Search the entries for the word "verified". Copy each line in which it is found.

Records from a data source
══════
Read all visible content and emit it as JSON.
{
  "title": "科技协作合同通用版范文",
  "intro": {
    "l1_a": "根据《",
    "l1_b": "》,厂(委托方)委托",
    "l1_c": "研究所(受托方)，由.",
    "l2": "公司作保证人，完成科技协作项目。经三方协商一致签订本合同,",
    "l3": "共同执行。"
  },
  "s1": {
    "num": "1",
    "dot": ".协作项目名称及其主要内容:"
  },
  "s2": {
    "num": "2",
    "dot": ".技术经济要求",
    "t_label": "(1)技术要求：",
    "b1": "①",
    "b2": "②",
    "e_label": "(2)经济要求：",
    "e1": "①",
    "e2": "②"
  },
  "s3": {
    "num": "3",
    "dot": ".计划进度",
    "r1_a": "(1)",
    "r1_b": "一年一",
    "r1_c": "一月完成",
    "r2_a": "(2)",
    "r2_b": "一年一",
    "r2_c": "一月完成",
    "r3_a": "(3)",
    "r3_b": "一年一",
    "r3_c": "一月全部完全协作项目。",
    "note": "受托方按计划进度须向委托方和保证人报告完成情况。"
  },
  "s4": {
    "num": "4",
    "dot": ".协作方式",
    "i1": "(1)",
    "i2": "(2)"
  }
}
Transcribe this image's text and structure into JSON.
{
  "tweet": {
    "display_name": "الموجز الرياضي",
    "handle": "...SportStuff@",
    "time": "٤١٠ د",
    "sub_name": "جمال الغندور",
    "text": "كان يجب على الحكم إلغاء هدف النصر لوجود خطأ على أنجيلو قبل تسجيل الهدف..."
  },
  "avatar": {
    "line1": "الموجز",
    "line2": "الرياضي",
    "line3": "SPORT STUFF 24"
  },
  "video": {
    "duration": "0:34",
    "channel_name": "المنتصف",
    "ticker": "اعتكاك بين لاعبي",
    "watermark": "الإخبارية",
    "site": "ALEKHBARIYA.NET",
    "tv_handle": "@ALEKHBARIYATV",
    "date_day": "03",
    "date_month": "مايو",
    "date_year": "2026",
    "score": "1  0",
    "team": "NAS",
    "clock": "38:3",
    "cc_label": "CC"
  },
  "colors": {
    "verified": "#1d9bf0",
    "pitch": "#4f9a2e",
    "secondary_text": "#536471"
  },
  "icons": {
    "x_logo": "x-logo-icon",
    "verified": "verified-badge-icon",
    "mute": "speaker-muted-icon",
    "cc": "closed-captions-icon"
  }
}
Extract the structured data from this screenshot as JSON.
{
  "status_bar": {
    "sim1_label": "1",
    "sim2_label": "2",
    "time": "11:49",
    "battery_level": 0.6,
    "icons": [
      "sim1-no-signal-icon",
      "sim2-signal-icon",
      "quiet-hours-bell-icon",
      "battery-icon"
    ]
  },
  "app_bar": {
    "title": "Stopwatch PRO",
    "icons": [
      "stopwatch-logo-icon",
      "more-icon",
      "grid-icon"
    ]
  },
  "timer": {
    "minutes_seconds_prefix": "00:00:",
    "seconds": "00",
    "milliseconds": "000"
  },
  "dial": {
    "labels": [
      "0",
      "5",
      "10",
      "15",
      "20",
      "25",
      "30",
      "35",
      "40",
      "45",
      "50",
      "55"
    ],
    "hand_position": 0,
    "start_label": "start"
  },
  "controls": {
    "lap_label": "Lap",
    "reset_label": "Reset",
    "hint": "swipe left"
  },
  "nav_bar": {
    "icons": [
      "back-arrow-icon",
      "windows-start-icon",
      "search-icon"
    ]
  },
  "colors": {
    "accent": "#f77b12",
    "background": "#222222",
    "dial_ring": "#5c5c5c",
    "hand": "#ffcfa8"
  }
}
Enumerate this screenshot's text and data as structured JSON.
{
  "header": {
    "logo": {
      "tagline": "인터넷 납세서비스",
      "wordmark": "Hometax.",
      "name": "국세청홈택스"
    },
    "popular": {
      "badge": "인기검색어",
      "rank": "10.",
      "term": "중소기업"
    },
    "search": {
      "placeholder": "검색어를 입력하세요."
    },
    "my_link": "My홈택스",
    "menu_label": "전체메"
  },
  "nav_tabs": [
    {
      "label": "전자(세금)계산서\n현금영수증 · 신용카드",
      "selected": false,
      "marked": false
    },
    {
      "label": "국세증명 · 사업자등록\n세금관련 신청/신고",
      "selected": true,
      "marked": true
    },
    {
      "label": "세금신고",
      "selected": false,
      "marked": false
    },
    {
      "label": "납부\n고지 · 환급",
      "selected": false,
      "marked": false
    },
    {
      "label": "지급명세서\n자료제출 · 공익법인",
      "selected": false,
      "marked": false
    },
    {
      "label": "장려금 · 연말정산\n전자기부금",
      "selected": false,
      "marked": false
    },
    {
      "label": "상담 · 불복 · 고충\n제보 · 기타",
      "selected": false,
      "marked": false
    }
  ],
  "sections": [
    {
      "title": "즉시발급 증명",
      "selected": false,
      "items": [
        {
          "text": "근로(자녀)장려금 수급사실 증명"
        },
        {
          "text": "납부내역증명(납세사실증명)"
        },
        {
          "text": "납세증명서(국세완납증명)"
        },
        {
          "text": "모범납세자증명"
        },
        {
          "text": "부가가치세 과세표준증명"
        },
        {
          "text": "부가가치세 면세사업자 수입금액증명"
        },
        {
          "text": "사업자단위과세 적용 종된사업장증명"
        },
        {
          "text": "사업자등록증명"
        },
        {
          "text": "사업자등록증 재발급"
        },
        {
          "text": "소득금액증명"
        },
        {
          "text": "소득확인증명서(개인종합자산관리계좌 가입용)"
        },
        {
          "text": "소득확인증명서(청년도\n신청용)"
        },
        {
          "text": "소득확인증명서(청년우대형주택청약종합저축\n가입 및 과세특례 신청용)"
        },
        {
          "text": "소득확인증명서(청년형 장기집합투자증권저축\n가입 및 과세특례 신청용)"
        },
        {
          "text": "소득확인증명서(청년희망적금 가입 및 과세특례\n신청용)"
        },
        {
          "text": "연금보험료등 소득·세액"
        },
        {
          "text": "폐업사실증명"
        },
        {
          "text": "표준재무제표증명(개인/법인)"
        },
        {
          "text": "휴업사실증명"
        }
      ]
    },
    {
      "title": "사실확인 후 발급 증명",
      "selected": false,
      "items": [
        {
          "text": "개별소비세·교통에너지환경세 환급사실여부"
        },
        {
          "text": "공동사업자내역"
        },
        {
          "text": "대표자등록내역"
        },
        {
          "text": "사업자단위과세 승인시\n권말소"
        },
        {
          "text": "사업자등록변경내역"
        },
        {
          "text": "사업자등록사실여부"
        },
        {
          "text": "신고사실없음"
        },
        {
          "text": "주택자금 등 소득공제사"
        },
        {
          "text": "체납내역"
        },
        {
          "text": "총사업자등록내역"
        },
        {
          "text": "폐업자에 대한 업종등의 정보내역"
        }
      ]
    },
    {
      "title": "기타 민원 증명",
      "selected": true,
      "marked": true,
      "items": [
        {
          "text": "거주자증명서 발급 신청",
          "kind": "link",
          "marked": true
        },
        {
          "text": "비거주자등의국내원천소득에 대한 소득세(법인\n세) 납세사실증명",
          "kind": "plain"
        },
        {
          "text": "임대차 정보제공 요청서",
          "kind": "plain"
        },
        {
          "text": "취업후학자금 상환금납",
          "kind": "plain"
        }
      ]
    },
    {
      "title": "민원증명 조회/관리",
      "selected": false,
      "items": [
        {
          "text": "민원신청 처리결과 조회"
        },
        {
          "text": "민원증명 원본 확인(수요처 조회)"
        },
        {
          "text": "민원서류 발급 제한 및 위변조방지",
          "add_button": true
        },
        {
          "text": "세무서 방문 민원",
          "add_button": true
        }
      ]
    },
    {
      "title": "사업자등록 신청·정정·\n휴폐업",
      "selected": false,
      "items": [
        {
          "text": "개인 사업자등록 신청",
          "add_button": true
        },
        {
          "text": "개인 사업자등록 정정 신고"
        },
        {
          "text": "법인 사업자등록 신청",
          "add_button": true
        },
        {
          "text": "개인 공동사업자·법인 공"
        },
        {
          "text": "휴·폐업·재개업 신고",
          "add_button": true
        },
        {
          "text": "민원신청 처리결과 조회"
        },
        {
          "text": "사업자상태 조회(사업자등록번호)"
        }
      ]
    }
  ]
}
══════
Task response:
    "verified": "#1d9bf0",
    "verified": "verified-badge-icon",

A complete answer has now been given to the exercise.